### [Problem statement]
Nothing but a full, exact copy of the data is needed.

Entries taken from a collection
☆ ☆ ☆ ☆ ☆ ☆ ☆

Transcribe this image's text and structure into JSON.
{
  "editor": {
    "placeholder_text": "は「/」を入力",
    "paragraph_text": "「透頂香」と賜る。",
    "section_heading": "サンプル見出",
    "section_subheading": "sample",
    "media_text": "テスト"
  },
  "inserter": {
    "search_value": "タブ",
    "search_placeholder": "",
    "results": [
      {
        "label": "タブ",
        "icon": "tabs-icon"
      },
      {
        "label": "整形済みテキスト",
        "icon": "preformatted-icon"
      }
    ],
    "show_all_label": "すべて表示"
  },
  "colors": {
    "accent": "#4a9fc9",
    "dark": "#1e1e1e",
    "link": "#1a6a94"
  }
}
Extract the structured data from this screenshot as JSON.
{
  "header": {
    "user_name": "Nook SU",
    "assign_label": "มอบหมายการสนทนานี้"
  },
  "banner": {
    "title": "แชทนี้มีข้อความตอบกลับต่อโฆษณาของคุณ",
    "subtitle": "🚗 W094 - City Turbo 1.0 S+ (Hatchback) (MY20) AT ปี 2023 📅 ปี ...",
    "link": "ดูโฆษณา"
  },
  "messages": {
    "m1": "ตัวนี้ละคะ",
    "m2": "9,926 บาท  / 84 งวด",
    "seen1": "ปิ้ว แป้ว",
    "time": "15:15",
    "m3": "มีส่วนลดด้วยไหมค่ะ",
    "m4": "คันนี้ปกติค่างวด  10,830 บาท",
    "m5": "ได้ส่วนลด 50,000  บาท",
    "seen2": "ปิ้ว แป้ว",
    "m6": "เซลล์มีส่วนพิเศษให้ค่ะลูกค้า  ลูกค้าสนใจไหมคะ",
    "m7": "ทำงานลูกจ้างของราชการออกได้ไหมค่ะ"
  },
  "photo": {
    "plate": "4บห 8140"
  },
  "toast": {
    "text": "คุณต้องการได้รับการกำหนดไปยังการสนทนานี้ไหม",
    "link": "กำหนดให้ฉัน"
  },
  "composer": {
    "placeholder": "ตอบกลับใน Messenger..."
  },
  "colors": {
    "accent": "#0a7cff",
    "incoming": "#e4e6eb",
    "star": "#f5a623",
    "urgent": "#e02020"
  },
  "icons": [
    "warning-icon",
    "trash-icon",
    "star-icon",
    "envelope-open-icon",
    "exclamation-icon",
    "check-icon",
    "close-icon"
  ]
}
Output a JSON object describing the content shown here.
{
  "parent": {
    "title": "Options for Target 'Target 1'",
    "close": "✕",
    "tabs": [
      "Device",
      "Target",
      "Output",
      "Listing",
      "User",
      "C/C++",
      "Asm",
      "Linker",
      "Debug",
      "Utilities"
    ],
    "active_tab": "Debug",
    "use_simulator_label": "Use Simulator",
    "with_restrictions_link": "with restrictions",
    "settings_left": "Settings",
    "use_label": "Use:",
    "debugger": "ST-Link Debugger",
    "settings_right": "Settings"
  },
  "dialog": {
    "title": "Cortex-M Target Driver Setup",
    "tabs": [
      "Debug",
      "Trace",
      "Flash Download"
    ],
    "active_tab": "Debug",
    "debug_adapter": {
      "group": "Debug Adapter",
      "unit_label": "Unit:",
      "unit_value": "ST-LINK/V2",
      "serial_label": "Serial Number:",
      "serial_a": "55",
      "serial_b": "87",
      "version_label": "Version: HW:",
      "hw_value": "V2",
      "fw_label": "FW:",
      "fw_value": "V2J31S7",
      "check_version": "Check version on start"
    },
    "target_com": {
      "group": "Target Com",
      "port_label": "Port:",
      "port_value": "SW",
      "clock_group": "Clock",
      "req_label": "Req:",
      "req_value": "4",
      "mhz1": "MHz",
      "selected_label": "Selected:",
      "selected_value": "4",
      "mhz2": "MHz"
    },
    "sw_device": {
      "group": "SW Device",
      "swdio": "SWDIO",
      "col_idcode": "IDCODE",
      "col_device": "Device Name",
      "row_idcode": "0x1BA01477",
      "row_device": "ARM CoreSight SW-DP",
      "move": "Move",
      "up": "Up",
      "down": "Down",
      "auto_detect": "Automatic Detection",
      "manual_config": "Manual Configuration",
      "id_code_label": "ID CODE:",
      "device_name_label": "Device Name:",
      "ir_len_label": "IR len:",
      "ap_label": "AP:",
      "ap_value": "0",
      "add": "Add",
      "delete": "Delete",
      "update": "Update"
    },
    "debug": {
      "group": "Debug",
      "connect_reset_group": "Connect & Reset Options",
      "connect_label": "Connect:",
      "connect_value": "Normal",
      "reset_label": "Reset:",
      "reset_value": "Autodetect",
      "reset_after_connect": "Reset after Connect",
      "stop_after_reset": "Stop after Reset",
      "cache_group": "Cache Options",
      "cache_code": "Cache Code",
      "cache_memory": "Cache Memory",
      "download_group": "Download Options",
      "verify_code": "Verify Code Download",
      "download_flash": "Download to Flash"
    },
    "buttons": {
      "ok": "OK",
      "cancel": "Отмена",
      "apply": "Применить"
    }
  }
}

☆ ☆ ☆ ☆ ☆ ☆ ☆

### [Answer to this problem]
Transcribe this image's text and structure into JSON.
{
  "editor": {
    "placeholder_text": "は「/」を入力",
    "paragraph_text": "「透頂香」と賜る。",
    "section_heading": "サンプル見出",
    "section_subheading": "sample",
    "media_text": "テスト"
  },
  "inserter": {
    "search_value": "タブ",
    "search_placeholder": "",
    "results": [
      {
        "label": "タブ",
        "icon": "tabs-icon"
      },
      {
        "label": "整形済みテキスト",
        "icon": "preformatted-icon"
      }
    ],
    "show_all_label": "すべて表示"
  },
  "colors": {
    "accent": "#4a9fc9",
    "dark": "#1e1e1e",
    "link": "#1a6a94"
  }
}
Extract the structured data from this screenshot as JSON.
{
  "header": {
    "user_name": "Nook SU",
    "assign_label": "มอบหมายการสนทนานี้"
  },
  "banner": {
    "title": "แชทนี้มีข้อความตอบกลับต่อโฆษณาของคุณ",
    "subtitle": "🚗 W094 - City Turbo 1.0 S+ (Hatchback) (MY20) AT ปี 2023 📅 ปี ...",
    "link": "ดูโฆษณา"
  },
  "messages": {
    "m1": "ตัวนี้ละคะ",
    "m2": "9,926 บาท  / 84 งวด",
    "seen1": "ปิ้ว แป้ว",
    "time": "15:15",
    "m3": "มีส่วนลดด้วยไหมค่ะ",
    "m4": "คันนี้ปกติค่างวด  10,830 บาท",
    "m5": "ได้ส่วนลด 50,000  บาท",
    "seen2": "ปิ้ว แป้ว",
    "m6": "เซลล์มีส่วนพิเศษให้ค่ะลูกค้า  ลูกค้าสนใจไหมคะ",
    "m7": "ทำงานลูกจ้างของราชการออกได้ไหมค่ะ"
  },
  "photo": {
    "plate": "4บห 8140"
  },
  "toast": {
    "text": "คุณต้องการได้รับการกำหนดไปยังการสนทนานี้ไหม",
    "link": "กำหนดให้ฉัน"
  },
  "composer": {
    "placeholder": "ตอบกลับใน Messenger..."
  },
  "colors": {
    "accent": "#0a7cff",
    "incoming": "#e4e6eb",
    "star": "#f5a623",
    "urgent": "#e02020"
  },
  "icons": [
    "warning-icon",
    "trash-icon",
    "star-icon",
    "envelope-open-icon",
    "exclamation-icon",
    "check-icon",
    "close-icon"
  ]
}
Output a JSON object describing the content shown here.
{
  "parent": {
    "title": "Options for Target 'Target 1'",
    "close": "✕",
    "tabs": [
      "Device",
      "Target",
      "Output",
      "Listing",
      "User",
      "C/C++",
      "Asm",
      "Linker",
      "Debug",
      "Utilities"
    ],
    "active_tab": "Debug",
    "use_simulator_label": "Use Simulator",
    "with_restrictions_link": "with restrictions",
    "settings_left": "Settings",
    "use_label": "Use:",
    "debugger": "ST-Link Debugger",
    "settings_right": "Settings"
  },
  "dialog": {
    "title": "Cortex-M Target Driver Setup",
    "tabs": [
      "Debug",
      "Trace",
      "Flash Download"
    ],
    "active_tab": "Debug",
    "debug_adapter": {
      "group": "Debug Adapter",
      "unit_label": "Unit:",
      "unit_value": "ST-LINK/V2",
      "serial_label": "Serial Number:",
      "serial_a": "55",
      "serial_b": "87",
      "version_label": "Version: HW:",
      "hw_value": "V2",
      "fw_label": "FW:",
      "fw_value": "V2J31S7",
      "check_version": "Check version on start"
    },
    "target_com": {
      "group": "Target Com",
      "port_label": "Port:",
      "port_value": "SW",
      "clock_group": "Clock",
      "req_label": "Req:",
      "req_value": "4",
      "mhz1": "MHz",
      "selected_label": "Selected:",
      "selected_value": "4",
      "mhz2": "MHz"
    },
    "sw_device": {
      "group": "SW Device",
      "swdio": "SWDIO",
      "col_idcode": "IDCODE",
      "col_device": "Device Name",
      "row_idcode": "0x1BA01477",
      "row_device": "ARM CoreSight SW-DP",
      "move": "Move",
      "up": "Up",
      "down": "Down",
      "auto_detect": "Automatic Detection",
      "manual_config": "Manual Configuration",
      "id_code_label": "ID CODE:",
      "device_name_label": "Device Name:",
      "ir_len_label": "IR len:",
      "ap_label": "AP:",
      "ap_value": "0",
      "add": "Add",
      "delete": "Delete",
      "update": "Update"
    },
    "debug": {
      "group": "Debug",
      "connect_reset_group": "Connect & Reset Options",
      "connect_label": "Connect:",
      "connect_value": "Normal",
      "reset_label": "Reset:",
      "reset_value": "Autodetect",
      "reset_after_connect": "Reset after Connect",
      "stop_after_reset": "Stop after Reset",
      "cache_group": "Cache Options",
      "cache_code": "Cache Code",
      "cache_memory": "Cache Memory",
      "download_group": "Download Options",
      "verify_code": "Verify Code Download",
      "download_flash": "Download to Flash"
    },
    "buttons": {
      "ok": "OK",
      "cancel": "Отмена",
      "apply": "Применить"
    }
  }
}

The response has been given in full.